**RECORD EXTRACTS**.

============================================================

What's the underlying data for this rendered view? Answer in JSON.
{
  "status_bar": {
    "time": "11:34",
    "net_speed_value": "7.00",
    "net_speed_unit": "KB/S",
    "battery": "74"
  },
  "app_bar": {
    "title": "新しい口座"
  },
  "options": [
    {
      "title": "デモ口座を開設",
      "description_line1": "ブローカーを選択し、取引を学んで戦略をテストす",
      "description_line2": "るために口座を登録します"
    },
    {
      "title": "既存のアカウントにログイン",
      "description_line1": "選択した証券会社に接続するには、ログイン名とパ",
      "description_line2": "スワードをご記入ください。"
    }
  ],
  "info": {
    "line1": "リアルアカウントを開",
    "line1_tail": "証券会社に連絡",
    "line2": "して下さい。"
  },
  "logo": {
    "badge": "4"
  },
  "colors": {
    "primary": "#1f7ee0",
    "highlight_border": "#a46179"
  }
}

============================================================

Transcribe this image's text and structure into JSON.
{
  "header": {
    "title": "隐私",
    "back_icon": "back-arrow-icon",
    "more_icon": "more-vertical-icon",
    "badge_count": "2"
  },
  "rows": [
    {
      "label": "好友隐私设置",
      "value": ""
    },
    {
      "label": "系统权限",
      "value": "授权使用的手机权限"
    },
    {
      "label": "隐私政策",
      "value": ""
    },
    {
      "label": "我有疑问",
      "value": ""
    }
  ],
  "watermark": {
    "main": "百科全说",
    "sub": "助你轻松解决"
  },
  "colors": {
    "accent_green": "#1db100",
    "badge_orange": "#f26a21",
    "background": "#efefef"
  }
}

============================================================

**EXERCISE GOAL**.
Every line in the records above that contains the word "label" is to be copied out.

**FINISHED TASK**.
      "label": "好友隐私设置",
      "label": "系统权限",
      "label": "隐私政策",
      "label": "我有疑问",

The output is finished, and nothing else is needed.